Allegedly, Mark Twain once said that "clothes make the man," which is a semi-ironic statement these days considering that fashion is often framed as a female frivolity. Normative culture dictates that guys who spend time shopping and cultivating a wardrobe are feminine and foppish. If we rewind history and trace back to when the "male dress code" emerged, men clearly paid much attention to wardrobe choice and what messages their clothing communicated to others. But at one point in the mid-1800s, the only wardrobe message that mattered was whether men mirrored the heterosexual standard that eschewed any embellishment that would be considered effeminate.
The early 1800s saw the rise of the dandy, the guy who'd likely be labeled "metrosexual" in modern mainstream culture and sported the trendiest duds of the day. These smartly outfitted gents, such as Beau Brummell (aka the original dandy), wore finely detailed suits with silhouettes similar to contemporary women's styles. The Boston Public Library explains that "The delicacy of the man's pinstriped trousers, bright buttons, lavishly curled hair, shoes with little bows, and snowy high cravat matched the overall effect of the female toilette."
Although dandyism was a fringe fad unlikely to ever take off in the mainstream, the sartorial shift that fashion historians coined "the great masculine renunciation" did away with any feminizing clothing features and sparked the (heteronormative) male dress code and hygiene habits. To be a heterosexual, serious man who garnered respect was, as Twain implied, a sensibly dressed man. Thinking about current advertisement for mass-produced men's clothing, such as jeans and khaki pants, little has changed.
In the United States, the man who suffered most publicly from the "great masculine renunciation" was Martin Van Buren. The one-term President lost reelection upon the discovery of his toiletry products. Congressman Charles Ogle publicly lambasted Van Buren for owning products, Corinthean Oil of Cream and Extract of Eglantine, implying that such pampering made him unfit for the presidency. As an early American history lesson in just how much the public pays attention to gender and sexuality cues, Van Buren lost.

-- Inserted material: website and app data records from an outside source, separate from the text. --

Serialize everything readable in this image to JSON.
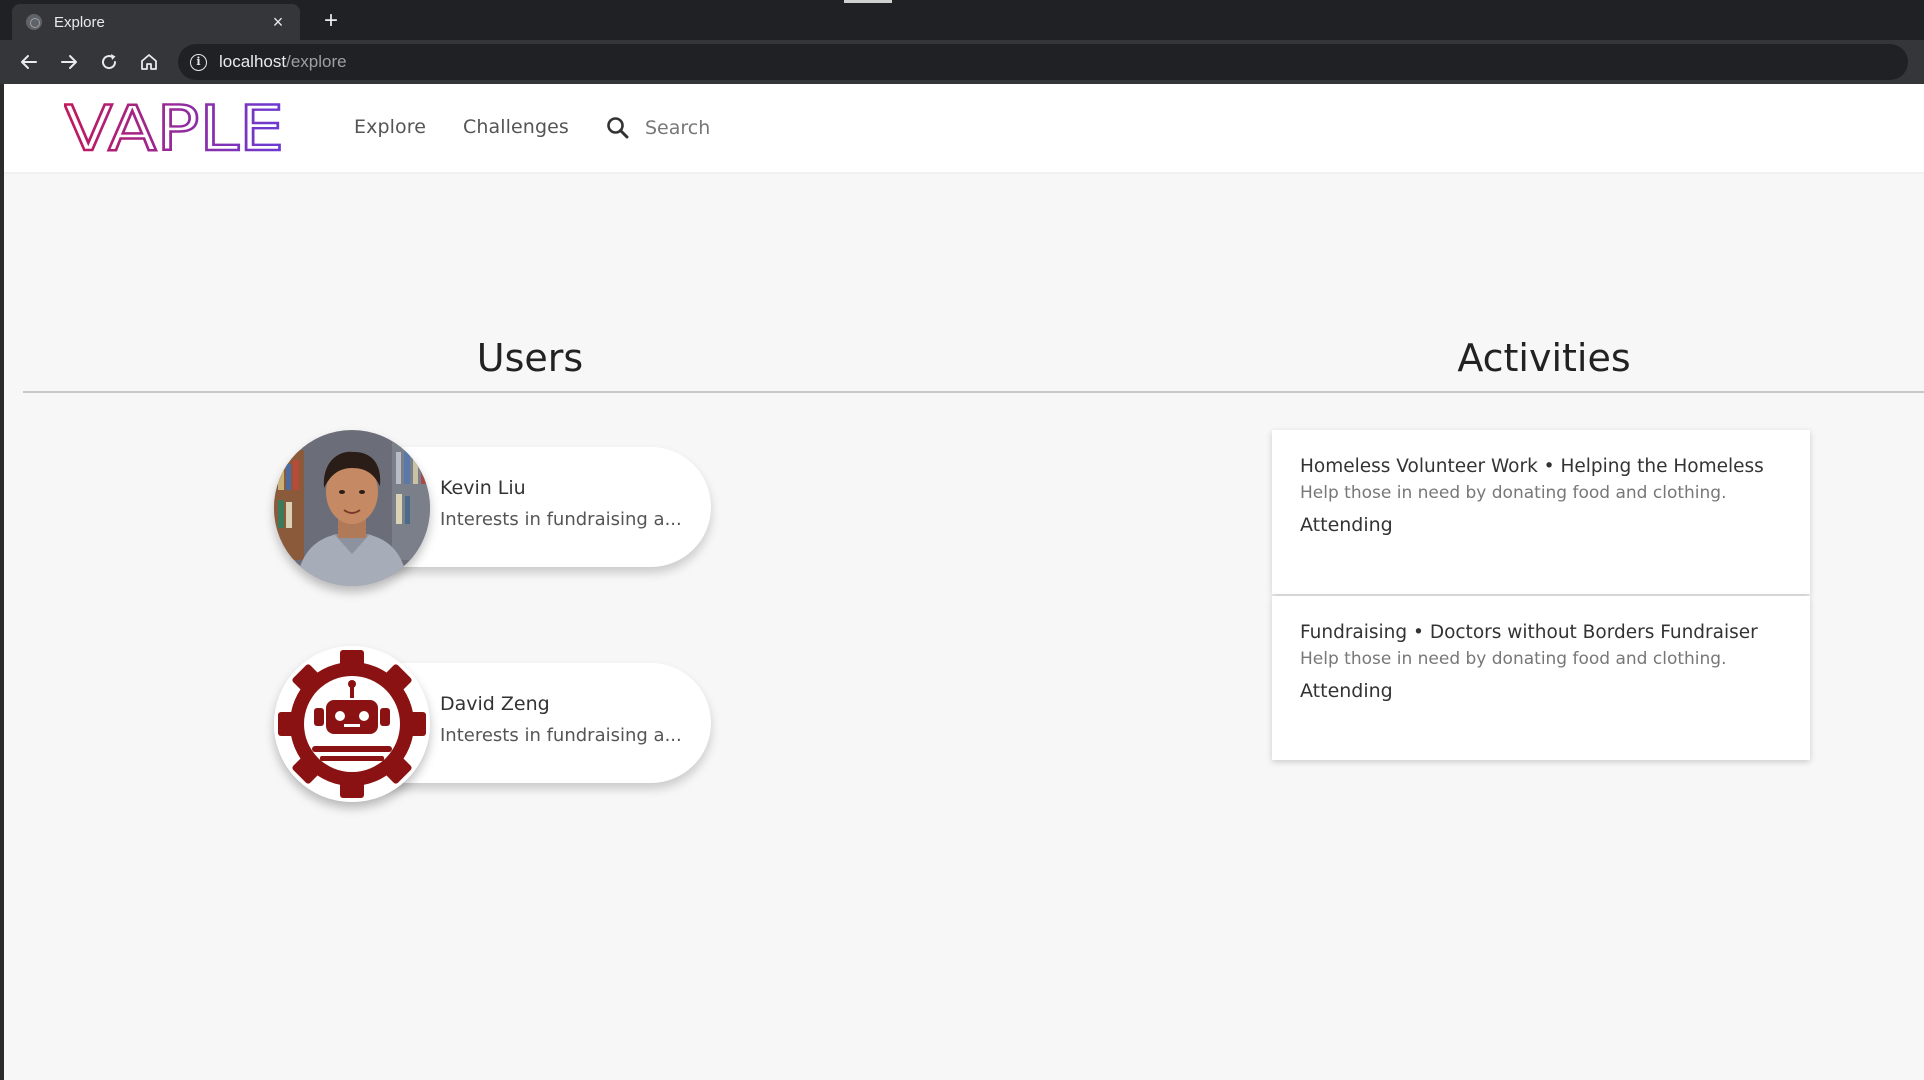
{
  "browser": {
    "tab_title": "Explore",
    "tab_close": "×",
    "new_tab": "+",
    "url_host": "localhost",
    "url_path": "/explore"
  },
  "header": {
    "logo_text": "VAPLE",
    "nav": {
      "explore": "Explore",
      "challenges": "Challenges"
    },
    "search_placeholder": "Search"
  },
  "sections": {
    "users_title": "Users",
    "activities_title": "Activities"
  },
  "users": [
    {
      "name": "Kevin Liu",
      "interests": "Interests in fundraising a..."
    },
    {
      "name": "David Zeng",
      "interests": "Interests in fundraising a..."
    }
  ],
  "activities": [
    {
      "title": "Homeless Volunteer Work • Helping the Homeless",
      "description": "Help those in need by donating food and clothing.",
      "status": "Attending"
    },
    {
      "title": "Fundraising • Doctors without Borders Fundraiser",
      "description": "Help those in need by donating food and clothing.",
      "status": "Attending"
    }
  ],
  "colors": {
    "logo_gradient_start": "#c2185b",
    "logo_gradient_end": "#6a3bd6",
    "robot_avatar": "#8b1212",
    "page_background": "#f7f7f7"
  },
  "icons": {
    "back": "back-arrow-icon",
    "forward": "forward-arrow-icon",
    "reload": "reload-icon",
    "home": "home-icon",
    "site_info": "info-icon",
    "search": "search-icon"
  }
}
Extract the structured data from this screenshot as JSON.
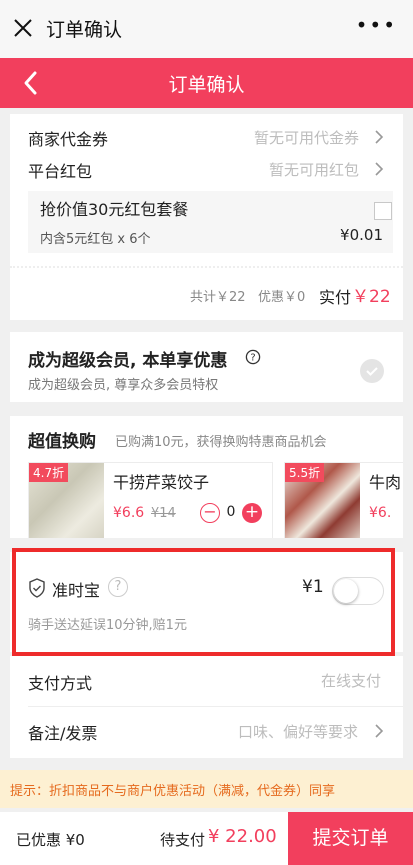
{
  "wx": {
    "title": "订单确认",
    "more": "•••"
  },
  "header": {
    "title": "订单确认"
  },
  "discounts": {
    "merchant_label": "商家代金券",
    "merchant_value": "暂无可用代金券",
    "platform_label": "平台红包",
    "platform_value": "暂无可用红包",
    "package_title": "抢价值30元红包套餐",
    "package_desc": "内含5元红包 x 6个",
    "package_price": "¥0.01"
  },
  "summary": {
    "total": "共计￥22",
    "discount": "优惠￥0",
    "paid_label": "实付",
    "paid_value": "￥22"
  },
  "vip": {
    "title": "成为超级会员, 本单享优惠",
    "subtitle": "成为超级会员, 尊享众多会员特权",
    "help_icon": "question-circle-icon"
  },
  "exchange": {
    "title": "超值换购",
    "subtitle": "已购满10元，获得换购特惠商品机会",
    "products": [
      {
        "discount": "4.7折",
        "name": "干捞芹菜饺子",
        "price": "¥6.6",
        "old_price": "¥14",
        "qty": "0"
      },
      {
        "discount": "5.5折",
        "name": "牛肉",
        "price": "¥6.",
        "old_price": ""
      }
    ]
  },
  "insurance": {
    "title": "准时宝",
    "help": "?",
    "price": "¥1",
    "desc": "骑手送达延误10分钟,赔1元",
    "enabled": false
  },
  "payment": {
    "label": "支付方式",
    "value": "在线支付"
  },
  "remarks": {
    "label": "备注/发票",
    "placeholder": "口味、偏好等要求"
  },
  "tip": "提示：折扣商品不与商户优惠活动（满减，代金券）同享",
  "footer": {
    "saved": "已优惠 ¥0",
    "to_pay_label": "待支付",
    "to_pay_value": "¥ 22.00",
    "submit": "提交订单"
  },
  "colors": {
    "brand": "#f23f5d",
    "tip_text": "#e56a1e",
    "tip_bg": "#fdf0d2",
    "highlight_box": "#ee2b2b"
  }
}
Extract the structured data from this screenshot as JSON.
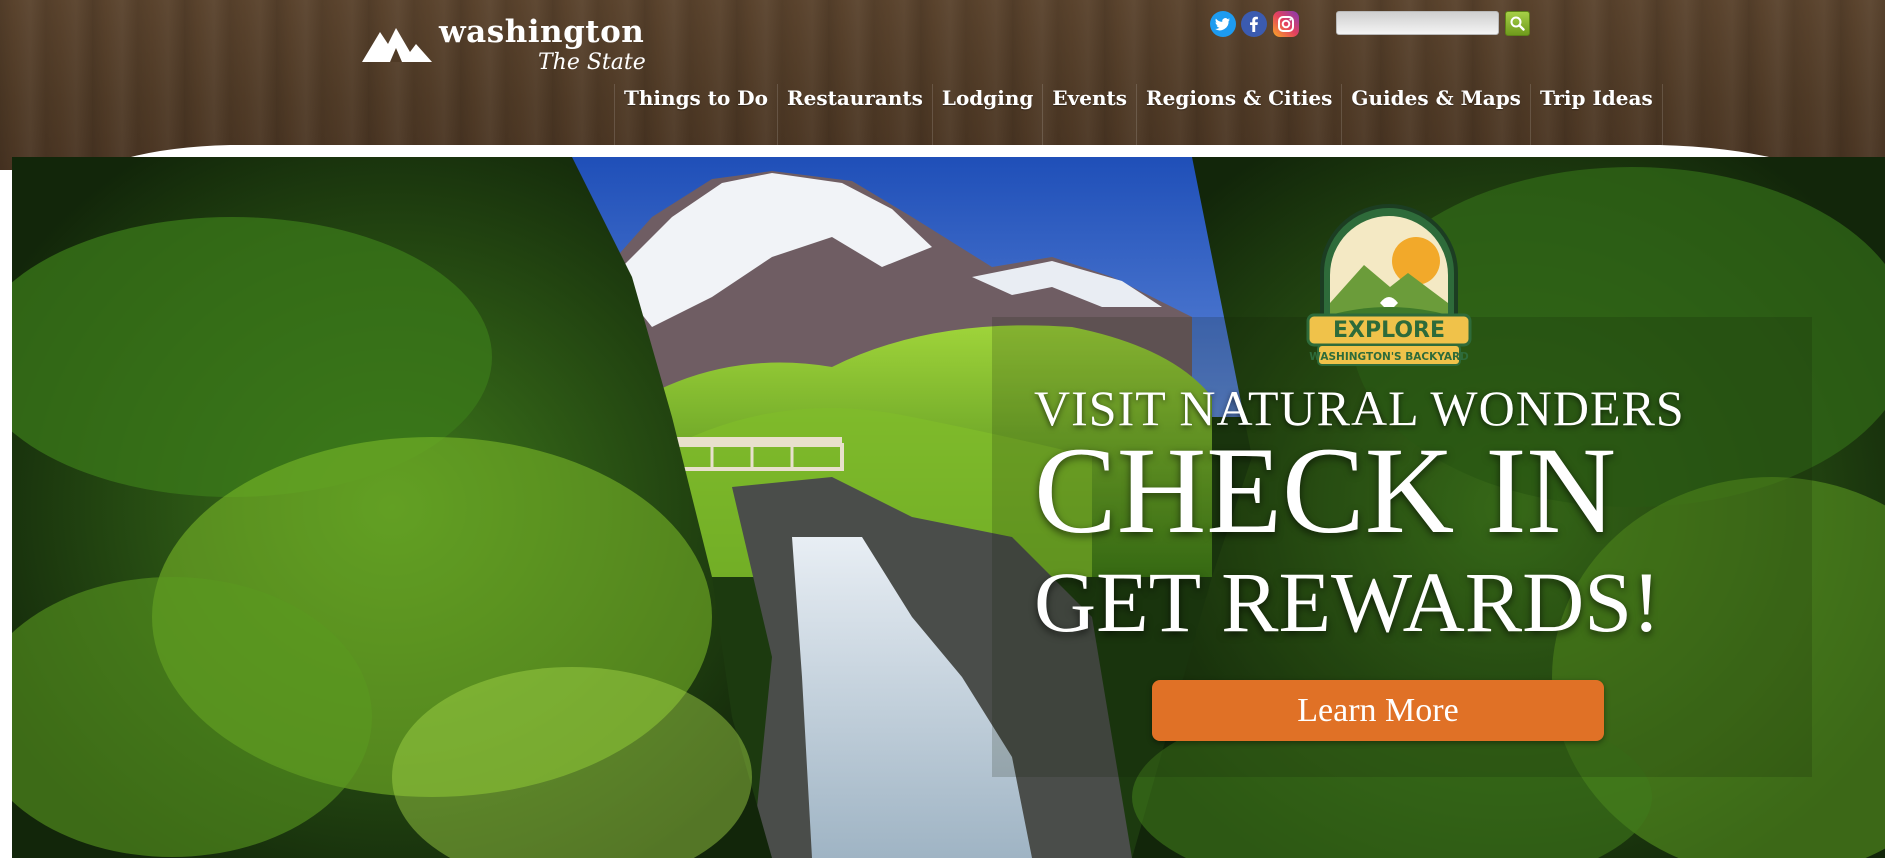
{
  "brand": {
    "name": "washington",
    "tagline": "The State"
  },
  "social": [
    {
      "name": "twitter-icon",
      "color": "#1d9bf0"
    },
    {
      "name": "facebook-icon",
      "color": "#3b5bb0"
    },
    {
      "name": "instagram-icon",
      "color": "#e4405f"
    }
  ],
  "search": {
    "placeholder": "",
    "value": "",
    "button_icon": "search-icon"
  },
  "nav": {
    "items": [
      {
        "label": "Things to Do"
      },
      {
        "label": "Restaurants"
      },
      {
        "label": "Lodging"
      },
      {
        "label": "Events"
      },
      {
        "label": "Regions & Cities"
      },
      {
        "label": "Guides & Maps"
      },
      {
        "label": "Trip Ideas"
      }
    ]
  },
  "hero": {
    "badge": {
      "title": "EXPLORE",
      "subtitle": "WASHINGTON'S BACKYARD"
    },
    "line1": "VISIT NATURAL WONDERS",
    "line2": "CHECK IN",
    "line3": "GET REWARDS!",
    "cta_label": "Learn More"
  },
  "colors": {
    "header_wood": "#4f3a26",
    "cta_orange": "#e07126",
    "search_green": "#8bbb2f"
  }
}
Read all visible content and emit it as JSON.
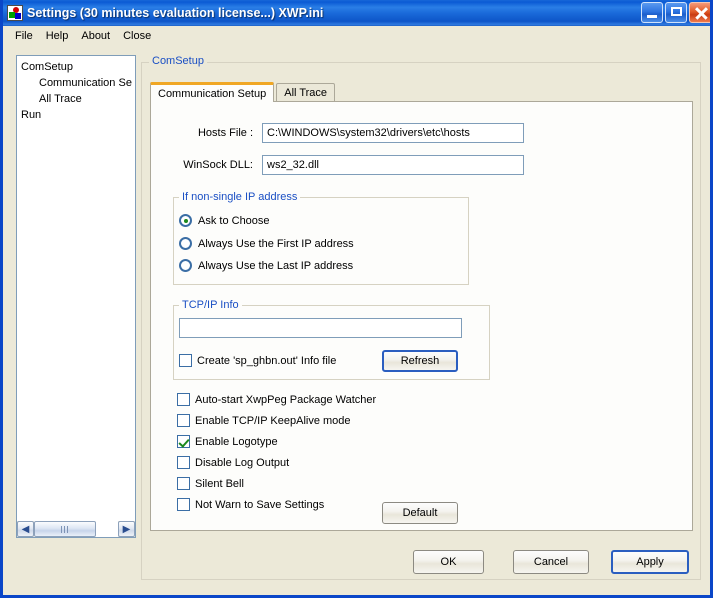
{
  "window": {
    "title": "Settings (30 minutes evaluation license...) XWP.ini",
    "icon": "app-logo-icon",
    "minimize_label": "Minimize",
    "maximize_label": "Maximize",
    "close_label": "Close"
  },
  "menubar": {
    "items": [
      {
        "label": "File"
      },
      {
        "label": "Help"
      },
      {
        "label": "About"
      },
      {
        "label": "Close"
      }
    ]
  },
  "tree": {
    "items": [
      {
        "label": "ComSetup",
        "indent": false
      },
      {
        "label": "Communication Se",
        "indent": true
      },
      {
        "label": "All Trace",
        "indent": true
      },
      {
        "label": "Run",
        "indent": false
      }
    ],
    "scroll_left_icon": "chevron-left-icon",
    "scroll_right_icon": "chevron-right-icon"
  },
  "main": {
    "group_label": "ComSetup",
    "tabs": [
      {
        "label": "Communication Setup",
        "active": true
      },
      {
        "label": "All Trace",
        "active": false
      }
    ],
    "fields": {
      "hosts_file_label": "Hosts File :",
      "hosts_file_value": "C:\\WINDOWS\\system32\\drivers\\etc\\hosts",
      "winsock_dll_label": "WinSock DLL:",
      "winsock_dll_value": "ws2_32.dll"
    },
    "ip_group": {
      "label": "If non-single IP address",
      "options": [
        {
          "label": "Ask to Choose",
          "checked": true
        },
        {
          "label": "Always Use the First IP address",
          "checked": false
        },
        {
          "label": "Always Use the Last IP address",
          "checked": false
        }
      ]
    },
    "tcpip_group": {
      "label": "TCP/IP Info",
      "info_value": "",
      "info_placeholder": "",
      "create_file_label": "Create 'sp_ghbn.out' Info file",
      "create_file_checked": false,
      "refresh_label": "Refresh"
    },
    "options": [
      {
        "label": "Auto-start XwpPeg Package Watcher",
        "checked": false
      },
      {
        "label": "Enable TCP/IP KeepAlive mode",
        "checked": false
      },
      {
        "label": "Enable Logotype",
        "checked": true
      },
      {
        "label": "Disable Log Output",
        "checked": false
      },
      {
        "label": "Silent Bell",
        "checked": false
      },
      {
        "label": "Not Warn to Save Settings",
        "checked": false
      }
    ],
    "default_label": "Default"
  },
  "footer": {
    "ok_label": "OK",
    "cancel_label": "Cancel",
    "apply_label": "Apply"
  },
  "colors": {
    "titlebar_blue": "#0a5ad4",
    "window_border": "#0a46c8",
    "face": "#ece9d8",
    "group_label_blue": "#1a4fc4",
    "active_tab_accent": "#f0a724",
    "check_green": "#1d8a1d",
    "default_button_border": "#2b5ec0"
  }
}
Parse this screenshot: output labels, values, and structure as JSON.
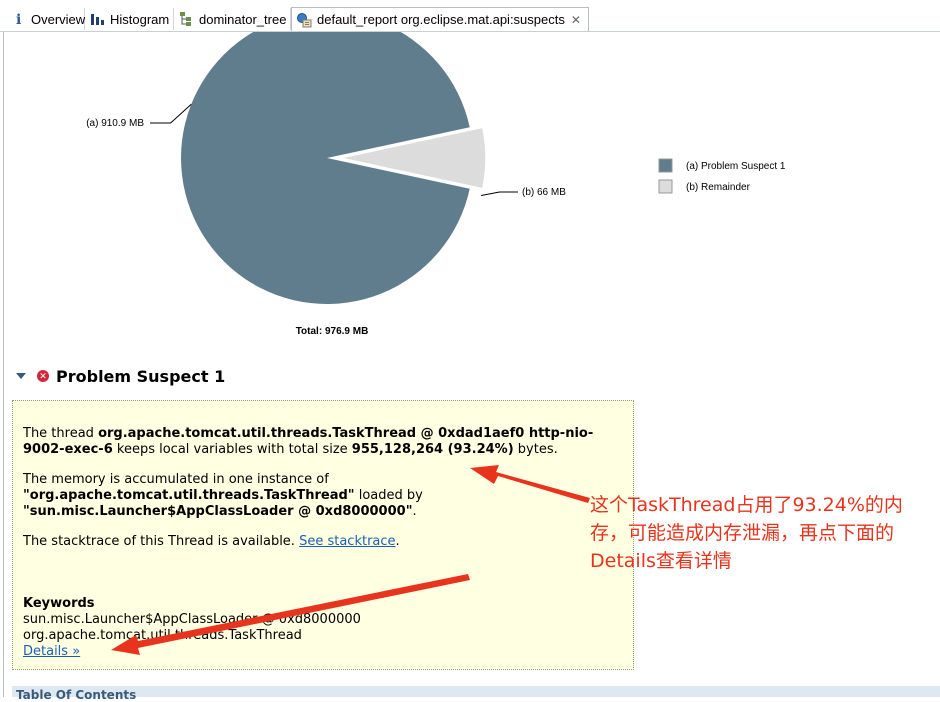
{
  "tabs": [
    {
      "label": "Overview",
      "icon": "info-icon"
    },
    {
      "label": "Histogram",
      "icon": "histogram-icon"
    },
    {
      "label": "dominator_tree",
      "icon": "tree-icon"
    },
    {
      "label": "default_report  org.eclipse.mat.api:suspects",
      "icon": "report-icon",
      "active": true,
      "closable": true
    }
  ],
  "chart": {
    "total_label": "Total: 976.9 MB",
    "colors": {
      "suspect": "#607d8d",
      "remainder": "#dcdcdc"
    }
  },
  "chart_data": {
    "type": "pie",
    "slices": [
      {
        "label": "(a)  910.9 MB",
        "legend": "(a)  Problem Suspect 1",
        "value": 910.9
      },
      {
        "label": "(b)  66 MB",
        "legend": "(b)  Remainder",
        "value": 66
      }
    ],
    "total": "Total: 976.9 MB",
    "legend_position": "right"
  },
  "problem_suspect": {
    "title": "Problem Suspect 1",
    "p1_a": "The thread ",
    "p1_b": "org.apache.tomcat.util.threads.TaskThread @ 0xdad1aef0 http-nio-9002-exec-6",
    "p1_c": " keeps local variables with total size ",
    "p1_d": "955,128,264 (93.24%)",
    "p1_e": " bytes.",
    "p2_a": "The memory is accumulated in one instance of ",
    "p2_b": "\"org.apache.tomcat.util.threads.TaskThread\"",
    "p2_c": " loaded by ",
    "p2_d": "\"sun.misc.Launcher$AppClassLoader @ 0xd8000000\"",
    "p2_e": ".",
    "p3_a": "The stacktrace of this Thread is available. ",
    "p3_link": "See stacktrace",
    "p3_e": ".",
    "keywords_title": "Keywords",
    "keyword_1": "sun.misc.Launcher$AppClassLoader @ 0xd8000000",
    "keyword_2": "org.apache.tomcat.util.threads.TaskThread",
    "details_link": "Details »"
  },
  "toc": {
    "label": "Table Of Contents"
  },
  "annotation": {
    "text": "这个TaskThread占用了93.24%的内存，可能造成内存泄漏，再点下面的Details查看详情",
    "color": "#e8341c"
  }
}
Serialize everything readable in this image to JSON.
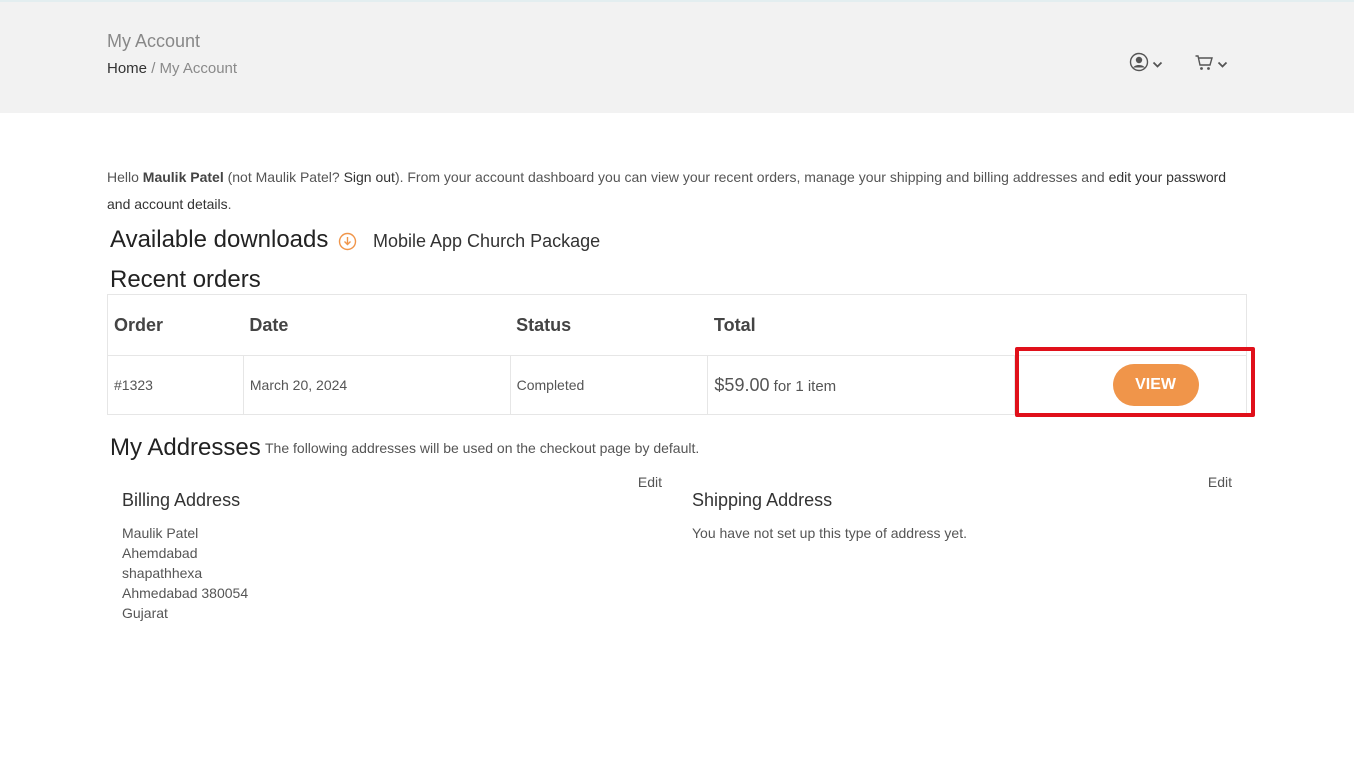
{
  "header": {
    "title": "My Account",
    "breadcrumb": {
      "home": "Home",
      "separator": "/",
      "current": "My Account"
    },
    "icons": [
      "user-icon",
      "cart-icon"
    ]
  },
  "intro": {
    "hello": "Hello ",
    "user_name": "Maulik Patel",
    "not_prefix": " (not Maulik Patel? ",
    "sign_out": "Sign out",
    "middle": "). From your account dashboard you can view your recent orders, manage your shipping and billing addresses and ",
    "edit_link": "edit your password and account details",
    "end": "."
  },
  "downloads": {
    "heading": "Available downloads",
    "item": "Mobile App Church Package"
  },
  "orders": {
    "heading": "Recent orders",
    "columns": [
      "Order",
      "Date",
      "Status",
      "Total"
    ],
    "rows": [
      {
        "order": "#1323",
        "date": "March 20, 2024",
        "status": "Completed",
        "amount": "$59.00",
        "items": " for 1 item",
        "action": "VIEW"
      }
    ]
  },
  "addresses": {
    "heading": "My Addresses",
    "note": "The following addresses will be used on the checkout page by default.",
    "billing": {
      "title": "Billing Address",
      "edit": "Edit",
      "lines": [
        "Maulik Patel",
        "Ahemdabad",
        "shapathhexa",
        "Ahmedabad 380054",
        "Gujarat"
      ]
    },
    "shipping": {
      "title": "Shipping Address",
      "edit": "Edit",
      "empty": "You have not set up this type of address yet."
    }
  },
  "colors": {
    "accent": "#f0954a",
    "highlight": "#e0101a",
    "header_bg": "#f2f2f2"
  }
}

The "great male renunciation" and the Van Buren incident not only deepened the gender dividing line between His and Hers wardrobes, it also intensified the public distaste for male effeminacy. The cultural "risk" that comes with women's fashion is sexualization and objectification, while men put their perceived sexuality and masculinity on the line if they dress outside of mainstream menswear. Imagine how different male fashion would be if dandyism had somehow won out over the "great masculine renunciation." I daresay many men would probably have a lot more fun getting dressed in the morning.